Give each entry back by retyping it exactly as written.

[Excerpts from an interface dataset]
────────────────────────────────────────

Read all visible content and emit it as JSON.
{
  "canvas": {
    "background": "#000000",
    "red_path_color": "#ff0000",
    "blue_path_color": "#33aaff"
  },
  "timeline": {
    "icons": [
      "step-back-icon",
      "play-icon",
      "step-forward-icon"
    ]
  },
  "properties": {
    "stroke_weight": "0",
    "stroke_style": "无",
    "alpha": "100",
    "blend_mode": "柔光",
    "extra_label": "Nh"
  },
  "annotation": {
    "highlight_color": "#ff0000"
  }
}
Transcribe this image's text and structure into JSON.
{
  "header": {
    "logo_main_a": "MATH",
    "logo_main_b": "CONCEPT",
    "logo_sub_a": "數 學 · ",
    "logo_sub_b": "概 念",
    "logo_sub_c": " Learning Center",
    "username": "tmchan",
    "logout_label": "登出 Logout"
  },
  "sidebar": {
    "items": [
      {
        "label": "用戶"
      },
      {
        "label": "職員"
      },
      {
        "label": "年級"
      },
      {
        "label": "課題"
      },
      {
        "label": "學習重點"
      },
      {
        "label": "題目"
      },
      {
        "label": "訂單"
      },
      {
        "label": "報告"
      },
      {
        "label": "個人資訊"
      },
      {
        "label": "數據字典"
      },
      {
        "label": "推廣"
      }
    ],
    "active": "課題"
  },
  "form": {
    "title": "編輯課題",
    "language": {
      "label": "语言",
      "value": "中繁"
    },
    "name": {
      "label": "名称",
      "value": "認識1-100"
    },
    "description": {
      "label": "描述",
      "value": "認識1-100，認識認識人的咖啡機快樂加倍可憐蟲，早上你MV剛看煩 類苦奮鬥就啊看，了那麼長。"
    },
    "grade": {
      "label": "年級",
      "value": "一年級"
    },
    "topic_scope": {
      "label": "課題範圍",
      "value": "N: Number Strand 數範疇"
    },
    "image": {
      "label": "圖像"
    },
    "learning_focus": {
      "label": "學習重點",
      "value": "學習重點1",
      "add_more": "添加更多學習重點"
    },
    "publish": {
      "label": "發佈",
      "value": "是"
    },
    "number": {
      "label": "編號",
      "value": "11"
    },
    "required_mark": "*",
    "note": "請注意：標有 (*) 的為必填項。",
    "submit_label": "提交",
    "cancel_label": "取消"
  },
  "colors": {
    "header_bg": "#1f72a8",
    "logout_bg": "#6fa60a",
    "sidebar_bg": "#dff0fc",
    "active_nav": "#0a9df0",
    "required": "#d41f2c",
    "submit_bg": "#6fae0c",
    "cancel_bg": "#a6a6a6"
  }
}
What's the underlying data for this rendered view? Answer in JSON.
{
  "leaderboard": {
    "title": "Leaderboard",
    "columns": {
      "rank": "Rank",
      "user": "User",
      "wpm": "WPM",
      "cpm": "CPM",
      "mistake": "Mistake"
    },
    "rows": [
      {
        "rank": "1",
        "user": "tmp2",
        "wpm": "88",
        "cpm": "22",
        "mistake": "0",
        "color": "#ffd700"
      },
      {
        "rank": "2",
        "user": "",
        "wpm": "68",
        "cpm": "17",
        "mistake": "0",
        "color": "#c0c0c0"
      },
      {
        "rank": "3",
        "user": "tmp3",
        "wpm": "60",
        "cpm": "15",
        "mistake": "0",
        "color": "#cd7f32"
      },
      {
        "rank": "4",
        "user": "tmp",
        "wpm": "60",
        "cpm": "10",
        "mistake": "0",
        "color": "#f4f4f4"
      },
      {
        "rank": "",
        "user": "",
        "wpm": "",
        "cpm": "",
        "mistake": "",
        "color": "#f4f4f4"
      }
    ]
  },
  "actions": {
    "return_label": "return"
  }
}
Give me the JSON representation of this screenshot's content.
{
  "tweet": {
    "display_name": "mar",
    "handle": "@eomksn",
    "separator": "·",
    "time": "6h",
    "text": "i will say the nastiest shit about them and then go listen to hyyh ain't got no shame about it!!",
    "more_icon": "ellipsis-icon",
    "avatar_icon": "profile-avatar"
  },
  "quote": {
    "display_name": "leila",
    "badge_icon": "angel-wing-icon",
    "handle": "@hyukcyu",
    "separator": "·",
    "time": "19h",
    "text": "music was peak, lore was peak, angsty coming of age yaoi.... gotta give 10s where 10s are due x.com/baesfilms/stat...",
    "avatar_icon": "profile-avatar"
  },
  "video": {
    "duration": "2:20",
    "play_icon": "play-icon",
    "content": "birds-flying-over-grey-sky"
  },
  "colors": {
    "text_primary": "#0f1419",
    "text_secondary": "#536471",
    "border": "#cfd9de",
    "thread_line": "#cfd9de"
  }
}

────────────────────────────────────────

### [Solution below]
Read all visible content and emit it as JSON.
{
  "canvas": {
    "background": "#000000",
    "red_path_color": "#ff0000",
    "blue_path_color": "#33aaff"
  },
  "timeline": {
    "icons": [
      "step-back-icon",
      "play-icon",
      "step-forward-icon"
    ]
  },
  "properties": {
    "stroke_weight": "0",
    "stroke_style": "无",
    "alpha": "100",
    "blend_mode": "柔光",
    "extra_label": "Nh"
  },
  "annotation": {
    "highlight_color": "#ff0000"
  }
}
Transcribe this image's text and structure into JSON.
{
  "header": {
    "logo_main_a": "MATH",
    "logo_main_b": "CONCEPT",
    "logo_sub_a": "數 學 · ",
    "logo_sub_b": "概 念",
    "logo_sub_c": " Learning Center",
    "username": "tmchan",
    "logout_label": "登出 Logout"
  },
  "sidebar": {
    "items": [
      {
        "label": "用戶"
      },
      {
        "label": "職員"
      },
      {
        "label": "年級"
      },
      {
        "label": "課題"
      },
      {
        "label": "學習重點"
      },
      {
        "label": "題目"
      },
      {
        "label": "訂單"
      },
      {
        "label": "報告"
      },
      {
        "label": "個人資訊"
      },
      {
        "label": "數據字典"
      },
      {
        "label": "推廣"
      }
    ],
    "active": "課題"
  },
  "form": {
    "title": "編輯課題",
    "language": {
      "label": "语言",
      "value": "中繁"
    },
    "name": {
      "label": "名称",
      "value": "認識1-100"
    },
    "description": {
      "label": "描述",
      "value": "認識1-100，認識認識人的咖啡機快樂加倍可憐蟲，早上你MV剛看煩 類苦奮鬥就啊看，了那麼長。"
    },
    "grade": {
      "label": "年級",
      "value": "一年級"
    },
    "topic_scope": {
      "label": "課題範圍",
      "value": "N: Number Strand 數範疇"
    },
    "image": {
      "label": "圖像"
    },
    "learning_focus": {
      "label": "學習重點",
      "value": "學習重點1",
      "add_more": "添加更多學習重點"
    },
    "publish": {
      "label": "發佈",
      "value": "是"
    },
    "number": {
      "label": "編號",
      "value": "11"
    },
    "required_mark": "*",
    "note": "請注意：標有 (*) 的為必填項。",
    "submit_label": "提交",
    "cancel_label": "取消"
  },
  "colors": {
    "header_bg": "#1f72a8",
    "logout_bg": "#6fa60a",
    "sidebar_bg": "#dff0fc",
    "active_nav": "#0a9df0",
    "required": "#d41f2c",
    "submit_bg": "#6fae0c",
    "cancel_bg": "#a6a6a6"
  }
}
What's the underlying data for this rendered view? Answer in JSON.
{
  "leaderboard": {
    "title": "Leaderboard",
    "columns": {
      "rank": "Rank",
      "user": "User",
      "wpm": "WPM",
      "cpm": "CPM",
      "mistake": "Mistake"
    },
    "rows": [
      {
        "rank": "1",
        "user": "tmp2",
        "wpm": "88",
        "cpm": "22",
        "mistake": "0",
        "color": "#ffd700"
      },
      {
        "rank": "2",
        "user": "",
        "wpm": "68",
        "cpm": "17",
        "mistake": "0",
        "color": "#c0c0c0"
      },
      {
        "rank": "3",
        "user": "tmp3",
        "wpm": "60",
        "cpm": "15",
        "mistake": "0",
        "color": "#cd7f32"
      },
      {
        "rank": "4",
        "user": "tmp",
        "wpm": "60",
        "cpm": "10",
        "mistake": "0",
        "color": "#f4f4f4"
      },
      {
        "rank": "",
        "user": "",
        "wpm": "",
        "cpm": "",
        "mistake": "",
        "color": "#f4f4f4"
      }
    ]
  },
  "actions": {
    "return_label": "return"
  }
}
Give me the JSON representation of this screenshot's content.
{
  "tweet": {
    "display_name": "mar",
    "handle": "@eomksn",
    "separator": "·",
    "time": "6h",
    "text": "i will say the nastiest shit about them and then go listen to hyyh ain't got no shame about it!!",
    "more_icon": "ellipsis-icon",
    "avatar_icon": "profile-avatar"
  },
  "quote": {
    "display_name": "leila",
    "badge_icon": "angel-wing-icon",
    "handle": "@hyukcyu",
    "separator": "·",
    "time": "19h",
    "text": "music was peak, lore was peak, angsty coming of age yaoi.... gotta give 10s where 10s are due x.com/baesfilms/stat...",
    "avatar_icon": "profile-avatar"
  },
  "video": {
    "duration": "2:20",
    "play_icon": "play-icon",
    "content": "birds-flying-over-grey-sky"
  },
  "colors": {
    "text_primary": "#0f1419",
    "text_secondary": "#536471",
    "border": "#cfd9de",
    "thread_line": "#cfd9de"
  }
}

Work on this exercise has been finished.